Brief:
Look through the records below and state how many lines carry the string "regular", adding nothing.
____ Raw data
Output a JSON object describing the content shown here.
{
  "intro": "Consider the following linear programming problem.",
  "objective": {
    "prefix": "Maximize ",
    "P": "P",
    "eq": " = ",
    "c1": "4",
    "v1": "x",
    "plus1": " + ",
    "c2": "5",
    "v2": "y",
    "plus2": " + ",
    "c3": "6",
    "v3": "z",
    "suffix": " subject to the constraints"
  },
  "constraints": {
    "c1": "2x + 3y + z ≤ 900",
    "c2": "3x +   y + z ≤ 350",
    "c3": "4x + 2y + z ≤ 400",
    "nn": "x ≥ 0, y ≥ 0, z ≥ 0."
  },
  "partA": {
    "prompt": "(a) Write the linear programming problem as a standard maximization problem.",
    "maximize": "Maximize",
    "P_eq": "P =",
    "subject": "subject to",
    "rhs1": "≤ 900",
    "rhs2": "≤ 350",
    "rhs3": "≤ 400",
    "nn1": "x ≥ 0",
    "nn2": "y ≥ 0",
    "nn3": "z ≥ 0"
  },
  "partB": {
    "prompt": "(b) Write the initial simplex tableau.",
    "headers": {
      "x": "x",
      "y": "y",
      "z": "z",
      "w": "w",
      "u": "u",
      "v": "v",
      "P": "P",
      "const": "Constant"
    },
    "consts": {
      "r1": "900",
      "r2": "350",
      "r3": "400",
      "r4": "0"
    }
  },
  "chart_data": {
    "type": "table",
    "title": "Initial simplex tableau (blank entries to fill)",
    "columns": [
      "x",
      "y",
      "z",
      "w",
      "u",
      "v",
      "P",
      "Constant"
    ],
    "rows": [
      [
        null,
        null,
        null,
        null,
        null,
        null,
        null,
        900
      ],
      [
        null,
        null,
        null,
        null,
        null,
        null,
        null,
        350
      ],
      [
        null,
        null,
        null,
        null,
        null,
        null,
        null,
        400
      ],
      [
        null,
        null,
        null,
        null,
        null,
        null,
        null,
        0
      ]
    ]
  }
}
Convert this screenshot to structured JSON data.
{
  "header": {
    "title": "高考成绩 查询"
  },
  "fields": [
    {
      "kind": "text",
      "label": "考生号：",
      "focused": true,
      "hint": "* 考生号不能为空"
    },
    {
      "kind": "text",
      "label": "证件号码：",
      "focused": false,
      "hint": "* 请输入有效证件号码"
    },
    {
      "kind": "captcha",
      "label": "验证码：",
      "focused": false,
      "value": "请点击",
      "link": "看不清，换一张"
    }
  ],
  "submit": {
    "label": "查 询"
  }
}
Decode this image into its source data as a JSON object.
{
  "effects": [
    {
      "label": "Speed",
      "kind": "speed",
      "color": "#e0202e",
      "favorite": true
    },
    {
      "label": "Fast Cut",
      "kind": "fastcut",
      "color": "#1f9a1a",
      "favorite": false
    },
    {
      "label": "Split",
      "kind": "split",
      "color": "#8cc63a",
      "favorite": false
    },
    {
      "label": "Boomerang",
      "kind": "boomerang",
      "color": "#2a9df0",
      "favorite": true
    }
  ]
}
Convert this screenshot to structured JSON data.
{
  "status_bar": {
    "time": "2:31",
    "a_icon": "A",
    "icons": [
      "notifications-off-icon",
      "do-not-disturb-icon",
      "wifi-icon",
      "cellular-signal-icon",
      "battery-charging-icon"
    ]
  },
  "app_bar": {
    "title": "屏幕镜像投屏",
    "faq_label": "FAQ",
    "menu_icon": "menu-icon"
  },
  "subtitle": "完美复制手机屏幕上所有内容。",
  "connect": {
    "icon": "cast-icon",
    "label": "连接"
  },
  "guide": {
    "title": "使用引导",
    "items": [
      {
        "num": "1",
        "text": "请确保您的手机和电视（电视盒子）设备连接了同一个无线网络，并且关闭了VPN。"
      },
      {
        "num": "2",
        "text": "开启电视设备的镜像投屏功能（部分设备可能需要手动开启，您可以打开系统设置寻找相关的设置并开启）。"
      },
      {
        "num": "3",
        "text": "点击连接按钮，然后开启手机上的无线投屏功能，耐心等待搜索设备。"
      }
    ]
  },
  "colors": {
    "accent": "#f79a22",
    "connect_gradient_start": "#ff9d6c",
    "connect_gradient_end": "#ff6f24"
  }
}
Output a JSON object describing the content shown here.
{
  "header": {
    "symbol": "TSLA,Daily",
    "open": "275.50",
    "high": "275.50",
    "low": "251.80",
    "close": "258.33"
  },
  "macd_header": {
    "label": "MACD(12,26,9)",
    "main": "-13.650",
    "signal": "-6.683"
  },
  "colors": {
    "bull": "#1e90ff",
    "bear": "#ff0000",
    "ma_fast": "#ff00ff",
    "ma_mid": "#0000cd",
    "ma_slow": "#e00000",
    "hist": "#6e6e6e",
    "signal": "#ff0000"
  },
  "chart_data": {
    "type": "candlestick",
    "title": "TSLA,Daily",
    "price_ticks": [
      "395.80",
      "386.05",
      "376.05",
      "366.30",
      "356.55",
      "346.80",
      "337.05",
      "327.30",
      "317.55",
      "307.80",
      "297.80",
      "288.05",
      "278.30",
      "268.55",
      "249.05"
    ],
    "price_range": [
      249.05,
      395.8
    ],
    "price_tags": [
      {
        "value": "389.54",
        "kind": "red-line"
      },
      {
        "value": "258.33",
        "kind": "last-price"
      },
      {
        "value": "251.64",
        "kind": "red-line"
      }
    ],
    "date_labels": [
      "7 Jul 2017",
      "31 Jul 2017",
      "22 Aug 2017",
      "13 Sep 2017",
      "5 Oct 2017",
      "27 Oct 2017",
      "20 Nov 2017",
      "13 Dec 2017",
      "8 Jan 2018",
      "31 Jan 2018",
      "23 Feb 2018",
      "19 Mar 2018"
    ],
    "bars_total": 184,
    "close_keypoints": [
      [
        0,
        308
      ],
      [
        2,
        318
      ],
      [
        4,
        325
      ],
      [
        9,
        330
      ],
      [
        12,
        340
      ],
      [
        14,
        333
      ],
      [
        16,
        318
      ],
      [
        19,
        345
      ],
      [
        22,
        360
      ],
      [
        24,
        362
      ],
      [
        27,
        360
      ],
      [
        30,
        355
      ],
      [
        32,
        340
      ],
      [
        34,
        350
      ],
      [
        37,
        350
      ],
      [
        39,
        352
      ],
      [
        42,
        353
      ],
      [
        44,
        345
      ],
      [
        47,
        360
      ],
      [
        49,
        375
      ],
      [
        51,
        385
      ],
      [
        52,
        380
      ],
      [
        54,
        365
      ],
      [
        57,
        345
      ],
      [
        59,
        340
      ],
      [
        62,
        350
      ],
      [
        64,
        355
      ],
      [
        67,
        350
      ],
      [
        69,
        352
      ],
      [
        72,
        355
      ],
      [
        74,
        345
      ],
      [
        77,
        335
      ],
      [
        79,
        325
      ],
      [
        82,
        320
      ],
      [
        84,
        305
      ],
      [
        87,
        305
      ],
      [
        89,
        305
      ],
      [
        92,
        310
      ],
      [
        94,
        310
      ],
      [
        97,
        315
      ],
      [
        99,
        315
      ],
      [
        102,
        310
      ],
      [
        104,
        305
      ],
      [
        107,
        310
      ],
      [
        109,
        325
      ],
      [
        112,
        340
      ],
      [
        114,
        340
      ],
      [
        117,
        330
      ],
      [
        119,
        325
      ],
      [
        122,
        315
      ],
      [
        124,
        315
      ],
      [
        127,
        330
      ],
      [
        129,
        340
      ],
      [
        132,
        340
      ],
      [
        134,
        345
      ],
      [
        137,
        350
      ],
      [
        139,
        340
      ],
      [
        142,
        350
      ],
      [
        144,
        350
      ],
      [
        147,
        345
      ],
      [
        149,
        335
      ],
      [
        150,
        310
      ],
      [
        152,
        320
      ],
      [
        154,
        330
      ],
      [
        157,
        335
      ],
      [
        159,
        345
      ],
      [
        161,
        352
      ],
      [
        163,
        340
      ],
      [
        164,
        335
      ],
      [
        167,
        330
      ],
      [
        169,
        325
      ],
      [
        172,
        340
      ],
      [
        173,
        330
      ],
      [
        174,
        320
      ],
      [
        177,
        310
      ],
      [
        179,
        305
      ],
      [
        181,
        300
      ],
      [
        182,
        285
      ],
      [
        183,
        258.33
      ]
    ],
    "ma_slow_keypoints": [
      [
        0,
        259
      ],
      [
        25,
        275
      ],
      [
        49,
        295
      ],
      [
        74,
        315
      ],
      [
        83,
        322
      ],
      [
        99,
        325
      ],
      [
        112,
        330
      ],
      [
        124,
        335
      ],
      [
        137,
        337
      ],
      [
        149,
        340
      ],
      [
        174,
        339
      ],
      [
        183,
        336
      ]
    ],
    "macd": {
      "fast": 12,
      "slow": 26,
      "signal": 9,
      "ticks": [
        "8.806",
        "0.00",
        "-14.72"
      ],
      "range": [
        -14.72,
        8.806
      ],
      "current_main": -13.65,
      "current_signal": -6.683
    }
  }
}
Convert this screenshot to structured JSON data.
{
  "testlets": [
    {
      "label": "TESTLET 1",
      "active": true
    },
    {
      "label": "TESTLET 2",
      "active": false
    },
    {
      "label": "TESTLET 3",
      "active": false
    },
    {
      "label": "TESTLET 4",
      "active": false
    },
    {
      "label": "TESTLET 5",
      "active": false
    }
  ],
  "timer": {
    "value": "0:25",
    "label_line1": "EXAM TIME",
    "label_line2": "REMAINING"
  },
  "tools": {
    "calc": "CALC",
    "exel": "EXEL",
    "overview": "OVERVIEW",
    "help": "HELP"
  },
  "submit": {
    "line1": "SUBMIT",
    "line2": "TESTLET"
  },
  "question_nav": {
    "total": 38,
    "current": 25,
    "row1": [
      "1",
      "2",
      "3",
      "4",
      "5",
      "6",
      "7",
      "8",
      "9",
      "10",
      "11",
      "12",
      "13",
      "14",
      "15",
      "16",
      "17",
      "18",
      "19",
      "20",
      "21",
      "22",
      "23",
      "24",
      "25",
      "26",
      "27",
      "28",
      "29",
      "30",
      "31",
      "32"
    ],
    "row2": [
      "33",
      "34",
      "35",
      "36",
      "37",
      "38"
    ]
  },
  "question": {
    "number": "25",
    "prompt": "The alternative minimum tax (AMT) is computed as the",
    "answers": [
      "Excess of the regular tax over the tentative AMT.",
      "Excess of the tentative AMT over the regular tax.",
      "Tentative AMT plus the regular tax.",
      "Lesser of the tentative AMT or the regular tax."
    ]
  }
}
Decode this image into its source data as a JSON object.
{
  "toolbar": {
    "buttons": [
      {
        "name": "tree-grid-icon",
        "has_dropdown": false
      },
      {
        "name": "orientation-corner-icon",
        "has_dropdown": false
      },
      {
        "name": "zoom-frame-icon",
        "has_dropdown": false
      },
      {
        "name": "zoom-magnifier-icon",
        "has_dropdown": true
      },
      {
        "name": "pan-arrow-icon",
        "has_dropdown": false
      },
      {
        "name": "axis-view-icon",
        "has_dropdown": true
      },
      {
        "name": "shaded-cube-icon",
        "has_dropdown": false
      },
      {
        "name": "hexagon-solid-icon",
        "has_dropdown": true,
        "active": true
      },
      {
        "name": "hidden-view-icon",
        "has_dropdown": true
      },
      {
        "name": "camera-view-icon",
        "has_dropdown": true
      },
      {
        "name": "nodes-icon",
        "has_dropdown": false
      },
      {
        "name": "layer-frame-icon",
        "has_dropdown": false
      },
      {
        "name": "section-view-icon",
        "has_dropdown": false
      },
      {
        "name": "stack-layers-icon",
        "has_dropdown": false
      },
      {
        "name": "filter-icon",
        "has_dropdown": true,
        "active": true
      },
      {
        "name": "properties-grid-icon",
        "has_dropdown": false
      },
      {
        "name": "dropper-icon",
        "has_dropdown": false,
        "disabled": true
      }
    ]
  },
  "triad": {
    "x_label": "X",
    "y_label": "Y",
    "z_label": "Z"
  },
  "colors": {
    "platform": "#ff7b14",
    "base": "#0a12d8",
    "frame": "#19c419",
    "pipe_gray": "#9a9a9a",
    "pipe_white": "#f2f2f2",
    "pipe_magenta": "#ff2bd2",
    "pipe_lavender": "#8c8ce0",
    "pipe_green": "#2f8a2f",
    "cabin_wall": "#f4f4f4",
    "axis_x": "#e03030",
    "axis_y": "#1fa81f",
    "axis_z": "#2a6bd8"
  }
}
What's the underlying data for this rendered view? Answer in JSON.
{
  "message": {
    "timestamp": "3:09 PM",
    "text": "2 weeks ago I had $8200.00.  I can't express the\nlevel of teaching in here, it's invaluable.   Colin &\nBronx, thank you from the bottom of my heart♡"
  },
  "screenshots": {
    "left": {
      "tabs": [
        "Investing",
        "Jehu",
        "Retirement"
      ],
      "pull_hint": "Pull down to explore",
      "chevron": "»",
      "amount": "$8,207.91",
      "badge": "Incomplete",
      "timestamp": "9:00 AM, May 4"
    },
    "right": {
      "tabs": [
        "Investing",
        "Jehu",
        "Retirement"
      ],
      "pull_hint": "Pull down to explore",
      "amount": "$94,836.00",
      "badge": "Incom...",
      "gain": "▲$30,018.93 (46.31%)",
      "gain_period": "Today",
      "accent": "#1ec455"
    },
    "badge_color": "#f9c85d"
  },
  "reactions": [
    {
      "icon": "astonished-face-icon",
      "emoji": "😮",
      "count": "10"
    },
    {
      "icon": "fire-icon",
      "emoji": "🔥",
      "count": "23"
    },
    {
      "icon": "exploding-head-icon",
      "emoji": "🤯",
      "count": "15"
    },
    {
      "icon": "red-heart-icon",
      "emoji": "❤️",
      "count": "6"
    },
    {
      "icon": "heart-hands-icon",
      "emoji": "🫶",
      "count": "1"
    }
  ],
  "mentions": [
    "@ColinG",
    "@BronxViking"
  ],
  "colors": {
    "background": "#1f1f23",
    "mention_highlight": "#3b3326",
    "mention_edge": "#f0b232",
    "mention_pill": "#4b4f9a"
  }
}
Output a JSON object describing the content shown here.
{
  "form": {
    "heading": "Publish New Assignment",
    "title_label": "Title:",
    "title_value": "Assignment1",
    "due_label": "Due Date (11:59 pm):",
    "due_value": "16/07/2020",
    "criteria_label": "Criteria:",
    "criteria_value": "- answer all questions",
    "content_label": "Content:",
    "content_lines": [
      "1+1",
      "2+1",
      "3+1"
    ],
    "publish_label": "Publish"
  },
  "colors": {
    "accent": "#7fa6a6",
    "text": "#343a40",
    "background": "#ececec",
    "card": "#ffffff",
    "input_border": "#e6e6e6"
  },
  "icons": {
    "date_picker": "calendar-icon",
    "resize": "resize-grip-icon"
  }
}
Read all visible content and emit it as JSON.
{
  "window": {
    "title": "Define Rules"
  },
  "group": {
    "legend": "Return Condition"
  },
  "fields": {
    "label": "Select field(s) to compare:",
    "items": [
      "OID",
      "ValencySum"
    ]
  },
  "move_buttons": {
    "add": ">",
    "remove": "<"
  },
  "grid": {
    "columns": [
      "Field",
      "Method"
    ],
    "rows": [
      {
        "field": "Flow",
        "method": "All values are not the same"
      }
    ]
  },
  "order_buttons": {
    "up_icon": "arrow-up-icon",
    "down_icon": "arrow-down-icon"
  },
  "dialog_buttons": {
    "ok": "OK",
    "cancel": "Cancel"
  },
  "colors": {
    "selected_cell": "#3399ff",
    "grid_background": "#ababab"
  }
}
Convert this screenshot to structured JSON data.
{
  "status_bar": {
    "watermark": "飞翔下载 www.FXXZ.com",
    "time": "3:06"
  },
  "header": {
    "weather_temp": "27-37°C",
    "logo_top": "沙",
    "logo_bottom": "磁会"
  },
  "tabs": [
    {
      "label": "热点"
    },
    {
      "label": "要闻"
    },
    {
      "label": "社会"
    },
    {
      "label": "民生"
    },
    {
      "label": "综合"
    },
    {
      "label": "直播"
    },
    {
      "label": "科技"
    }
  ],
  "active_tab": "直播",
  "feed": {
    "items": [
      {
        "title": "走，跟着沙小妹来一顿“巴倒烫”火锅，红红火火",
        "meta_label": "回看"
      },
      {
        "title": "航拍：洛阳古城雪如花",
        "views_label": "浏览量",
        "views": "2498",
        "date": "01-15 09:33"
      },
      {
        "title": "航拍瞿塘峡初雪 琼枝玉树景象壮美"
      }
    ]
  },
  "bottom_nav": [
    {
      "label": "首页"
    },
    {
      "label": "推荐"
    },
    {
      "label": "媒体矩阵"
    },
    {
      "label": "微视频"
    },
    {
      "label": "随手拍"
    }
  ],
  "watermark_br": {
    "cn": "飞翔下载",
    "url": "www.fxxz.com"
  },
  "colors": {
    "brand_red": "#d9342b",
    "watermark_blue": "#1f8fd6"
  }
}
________
Reply:
4